_Required work_
Reproduce the records below in full and exactly, without their images.
Exercise inputs START
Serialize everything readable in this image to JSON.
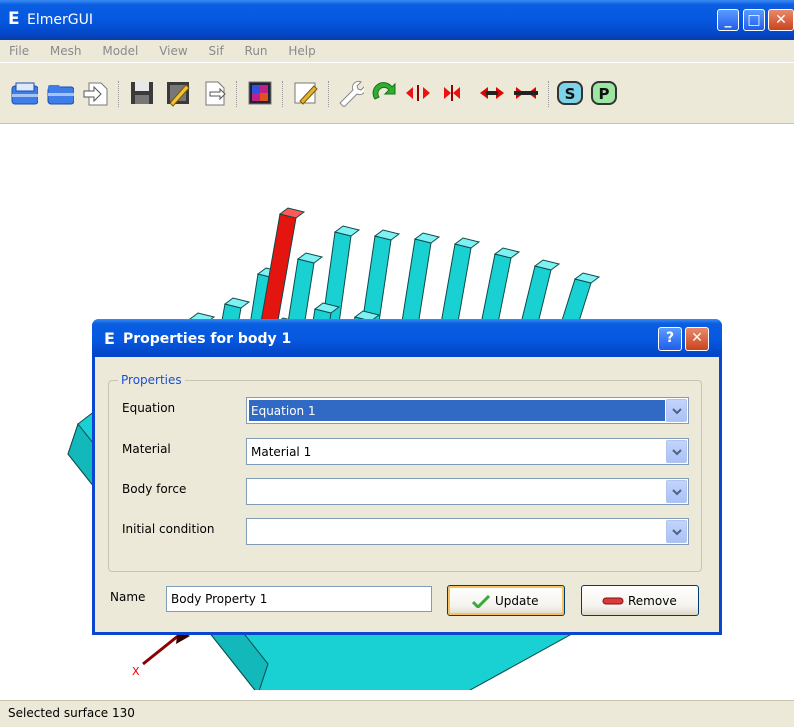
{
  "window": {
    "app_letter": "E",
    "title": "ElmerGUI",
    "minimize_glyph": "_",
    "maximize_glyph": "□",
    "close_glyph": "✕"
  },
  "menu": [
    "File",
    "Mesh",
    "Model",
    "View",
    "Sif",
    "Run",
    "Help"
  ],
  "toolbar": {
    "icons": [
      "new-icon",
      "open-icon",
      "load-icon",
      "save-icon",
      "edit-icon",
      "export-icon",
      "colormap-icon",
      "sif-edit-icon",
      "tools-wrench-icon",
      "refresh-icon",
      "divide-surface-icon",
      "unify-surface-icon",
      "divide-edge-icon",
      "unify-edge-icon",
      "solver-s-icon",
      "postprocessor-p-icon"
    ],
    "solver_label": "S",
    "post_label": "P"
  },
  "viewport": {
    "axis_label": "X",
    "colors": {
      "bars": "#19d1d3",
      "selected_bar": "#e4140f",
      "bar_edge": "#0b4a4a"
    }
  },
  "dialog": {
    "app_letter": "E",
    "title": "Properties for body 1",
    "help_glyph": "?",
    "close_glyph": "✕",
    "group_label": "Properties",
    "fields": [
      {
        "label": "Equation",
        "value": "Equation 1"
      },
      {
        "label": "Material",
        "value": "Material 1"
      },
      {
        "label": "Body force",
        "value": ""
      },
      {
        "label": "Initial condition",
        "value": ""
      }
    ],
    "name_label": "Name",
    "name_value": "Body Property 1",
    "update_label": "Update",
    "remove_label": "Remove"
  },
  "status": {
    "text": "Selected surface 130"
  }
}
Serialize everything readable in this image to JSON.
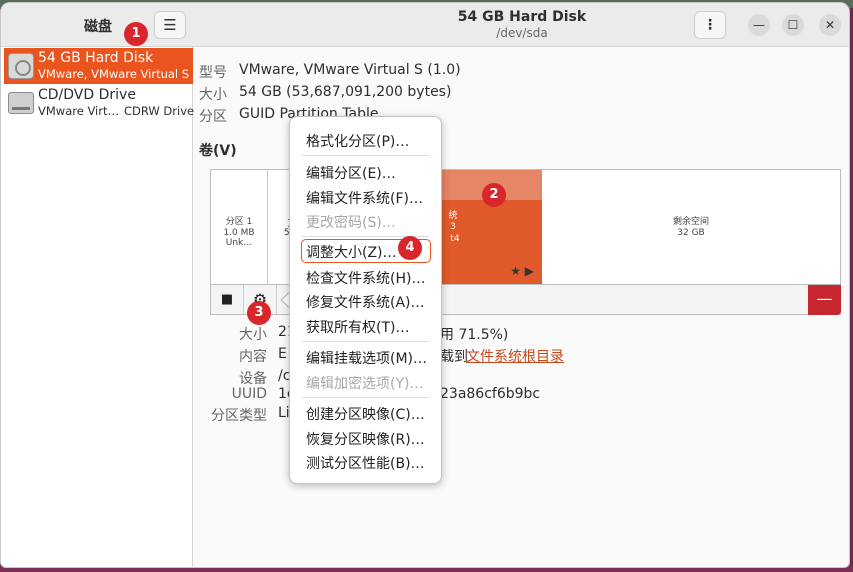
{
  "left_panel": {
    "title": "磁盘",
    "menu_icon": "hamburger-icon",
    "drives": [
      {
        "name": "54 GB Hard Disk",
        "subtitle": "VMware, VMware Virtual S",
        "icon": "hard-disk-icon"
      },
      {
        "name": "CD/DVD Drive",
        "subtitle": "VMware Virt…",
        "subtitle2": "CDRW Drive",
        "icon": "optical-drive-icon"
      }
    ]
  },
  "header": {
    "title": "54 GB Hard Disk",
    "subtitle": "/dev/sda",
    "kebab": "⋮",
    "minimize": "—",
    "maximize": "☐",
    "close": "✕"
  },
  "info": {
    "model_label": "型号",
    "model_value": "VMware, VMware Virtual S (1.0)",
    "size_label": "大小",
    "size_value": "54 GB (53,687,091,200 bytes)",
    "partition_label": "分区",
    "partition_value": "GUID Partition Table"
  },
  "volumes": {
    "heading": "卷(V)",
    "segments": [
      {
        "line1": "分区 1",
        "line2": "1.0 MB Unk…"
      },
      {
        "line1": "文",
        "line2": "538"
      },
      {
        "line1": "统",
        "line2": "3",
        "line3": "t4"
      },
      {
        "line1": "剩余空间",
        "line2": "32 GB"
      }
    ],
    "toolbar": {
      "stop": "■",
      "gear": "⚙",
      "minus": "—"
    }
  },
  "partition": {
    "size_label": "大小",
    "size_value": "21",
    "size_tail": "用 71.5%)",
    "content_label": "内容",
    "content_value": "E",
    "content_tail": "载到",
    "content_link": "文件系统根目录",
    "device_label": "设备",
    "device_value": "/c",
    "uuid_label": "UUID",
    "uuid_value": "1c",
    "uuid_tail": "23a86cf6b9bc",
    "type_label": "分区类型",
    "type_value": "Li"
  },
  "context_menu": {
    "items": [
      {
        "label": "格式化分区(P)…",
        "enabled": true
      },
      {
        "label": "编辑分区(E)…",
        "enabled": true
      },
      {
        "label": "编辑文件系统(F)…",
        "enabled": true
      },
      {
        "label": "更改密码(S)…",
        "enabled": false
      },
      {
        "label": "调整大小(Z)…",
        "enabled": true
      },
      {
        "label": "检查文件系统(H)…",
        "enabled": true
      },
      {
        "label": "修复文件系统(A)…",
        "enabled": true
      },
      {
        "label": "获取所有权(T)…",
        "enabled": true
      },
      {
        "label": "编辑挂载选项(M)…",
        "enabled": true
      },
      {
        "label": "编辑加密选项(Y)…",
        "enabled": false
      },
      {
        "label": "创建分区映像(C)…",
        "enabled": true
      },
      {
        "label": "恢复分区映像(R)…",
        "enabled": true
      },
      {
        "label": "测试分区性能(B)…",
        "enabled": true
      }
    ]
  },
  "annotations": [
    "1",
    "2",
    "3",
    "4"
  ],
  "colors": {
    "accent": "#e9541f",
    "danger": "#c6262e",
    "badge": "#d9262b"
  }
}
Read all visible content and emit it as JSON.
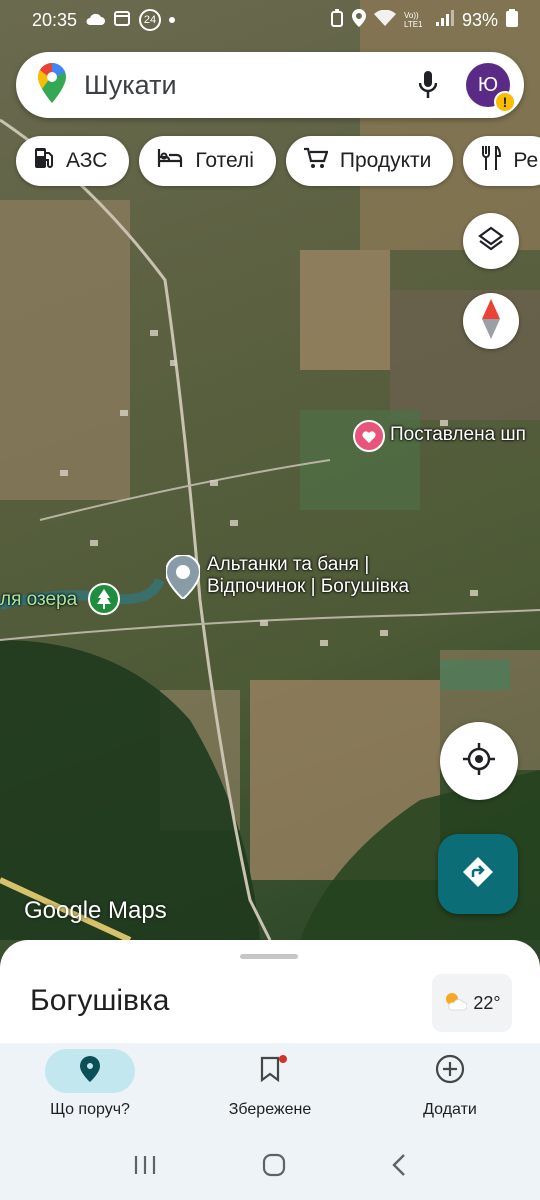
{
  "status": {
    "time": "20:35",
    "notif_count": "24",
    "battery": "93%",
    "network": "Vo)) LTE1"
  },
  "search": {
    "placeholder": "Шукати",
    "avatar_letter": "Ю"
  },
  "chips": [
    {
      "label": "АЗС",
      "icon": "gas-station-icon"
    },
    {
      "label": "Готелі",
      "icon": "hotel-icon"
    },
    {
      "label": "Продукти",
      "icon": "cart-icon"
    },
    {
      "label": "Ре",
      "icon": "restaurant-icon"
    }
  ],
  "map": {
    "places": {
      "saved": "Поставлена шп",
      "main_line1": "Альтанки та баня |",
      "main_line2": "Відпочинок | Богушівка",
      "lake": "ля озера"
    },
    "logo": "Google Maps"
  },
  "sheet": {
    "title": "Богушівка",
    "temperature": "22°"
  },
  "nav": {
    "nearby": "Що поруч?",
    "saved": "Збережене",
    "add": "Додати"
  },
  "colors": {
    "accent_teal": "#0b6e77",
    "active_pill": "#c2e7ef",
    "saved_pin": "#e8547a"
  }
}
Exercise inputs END
_Task response_
Serialize everything readable in this image to JSON.
{
  "window": {
    "app_letter": "E",
    "title": "ElmerGUI",
    "minimize_glyph": "_",
    "maximize_glyph": "□",
    "close_glyph": "✕"
  },
  "menu": [
    "File",
    "Mesh",
    "Model",
    "View",
    "Sif",
    "Run",
    "Help"
  ],
  "toolbar": {
    "icons": [
      "new-icon",
      "open-icon",
      "load-icon",
      "save-icon",
      "edit-icon",
      "export-icon",
      "colormap-icon",
      "sif-edit-icon",
      "tools-wrench-icon",
      "refresh-icon",
      "divide-surface-icon",
      "unify-surface-icon",
      "divide-edge-icon",
      "unify-edge-icon",
      "solver-s-icon",
      "postprocessor-p-icon"
    ],
    "solver_label": "S",
    "post_label": "P"
  },
  "viewport": {
    "axis_label": "X",
    "colors": {
      "bars": "#19d1d3",
      "selected_bar": "#e4140f",
      "bar_edge": "#0b4a4a"
    }
  },
  "dialog": {
    "app_letter": "E",
    "title": "Properties for body 1",
    "help_glyph": "?",
    "close_glyph": "✕",
    "group_label": "Properties",
    "fields": [
      {
        "label": "Equation",
        "value": "Equation 1"
      },
      {
        "label": "Material",
        "value": "Material 1"
      },
      {
        "label": "Body force",
        "value": ""
      },
      {
        "label": "Initial condition",
        "value": ""
      }
    ],
    "name_label": "Name",
    "name_value": "Body Property 1",
    "update_label": "Update",
    "remove_label": "Remove"
  },
  "status": {
    "text": "Selected surface 130"
  }
}
Serialize everything readable in this image to JSON.
{
  "left_panel": {
    "title": "磁盘",
    "menu_icon": "hamburger-icon",
    "drives": [
      {
        "name": "54 GB Hard Disk",
        "subtitle": "VMware, VMware Virtual S",
        "icon": "hard-disk-icon"
      },
      {
        "name": "CD/DVD Drive",
        "subtitle": "VMware Virt…",
        "subtitle2": "CDRW Drive",
        "icon": "optical-drive-icon"
      }
    ]
  },
  "header": {
    "title": "54 GB Hard Disk",
    "subtitle": "/dev/sda",
    "kebab": "⋮",
    "minimize": "—",
    "maximize": "☐",
    "close": "✕"
  },
  "info": {
    "model_label": "型号",
    "model_value": "VMware, VMware Virtual S (1.0)",
    "size_label": "大小",
    "size_value": "54 GB (53,687,091,200 bytes)",
    "partition_label": "分区",
    "partition_value": "GUID Partition Table"
  },
  "volumes": {
    "heading": "卷(V)",
    "segments": [
      {
        "line1": "分区 1",
        "line2": "1.0 MB Unk…"
      },
      {
        "line1": "文",
        "line2": "538"
      },
      {
        "line1": "统",
        "line2": "3",
        "line3": "t4"
      },
      {
        "line1": "剩余空间",
        "line2": "32 GB"
      }
    ],
    "toolbar": {
      "stop": "■",
      "gear": "⚙",
      "minus": "—"
    }
  },
  "partition": {
    "size_label": "大小",
    "size_value": "21",
    "size_tail": "用 71.5%)",
    "content_label": "内容",
    "content_value": "E",
    "content_tail": "载到",
    "content_link": "文件系统根目录",
    "device_label": "设备",
    "device_value": "/c",
    "uuid_label": "UUID",
    "uuid_value": "1c",
    "uuid_tail": "23a86cf6b9bc",
    "type_label": "分区类型",
    "type_value": "Li"
  },
  "context_menu": {
    "items": [
      {
        "label": "格式化分区(P)…",
        "enabled": true
      },
      {
        "label": "编辑分区(E)…",
        "enabled": true
      },
      {
        "label": "编辑文件系统(F)…",
        "enabled": true
      },
      {
        "label": "更改密码(S)…",
        "enabled": false
      },
      {
        "label": "调整大小(Z)…",
        "enabled": true
      },
      {
        "label": "检查文件系统(H)…",
        "enabled": true
      },
      {
        "label": "修复文件系统(A)…",
        "enabled": true
      },
      {
        "label": "获取所有权(T)…",
        "enabled": true
      },
      {
        "label": "编辑挂载选项(M)…",
        "enabled": true
      },
      {
        "label": "编辑加密选项(Y)…",
        "enabled": false
      },
      {
        "label": "创建分区映像(C)…",
        "enabled": true
      },
      {
        "label": "恢复分区映像(R)…",
        "enabled": true
      },
      {
        "label": "测试分区性能(B)…",
        "enabled": true
      }
    ]
  },
  "annotations": [
    "1",
    "2",
    "3",
    "4"
  ],
  "colors": {
    "accent": "#e9541f",
    "danger": "#c6262e",
    "badge": "#d9262b"
  }
}
Read all visible content and emit it as JSON.
{
  "status": {
    "time": "20:35",
    "notif_count": "24",
    "battery": "93%",
    "network": "Vo)) LTE1"
  },
  "search": {
    "placeholder": "Шукати",
    "avatar_letter": "Ю"
  },
  "chips": [
    {
      "label": "АЗС",
      "icon": "gas-station-icon"
    },
    {
      "label": "Готелі",
      "icon": "hotel-icon"
    },
    {
      "label": "Продукти",
      "icon": "cart-icon"
    },
    {
      "label": "Ре",
      "icon": "restaurant-icon"
    }
  ],
  "map": {
    "places": {
      "saved": "Поставлена шп",
      "main_line1": "Альтанки та баня |",
      "main_line2": "Відпочинок | Богушівка",
      "lake": "ля озера"
    },
    "logo": "Google Maps"
  },
  "sheet": {
    "title": "Богушівка",
    "temperature": "22°"
  },
  "nav": {
    "nearby": "Що поруч?",
    "saved": "Збережене",
    "add": "Додати"
  },
  "colors": {
    "accent_teal": "#0b6e77",
    "active_pill": "#c2e7ef",
    "saved_pin": "#e8547a"
  }
}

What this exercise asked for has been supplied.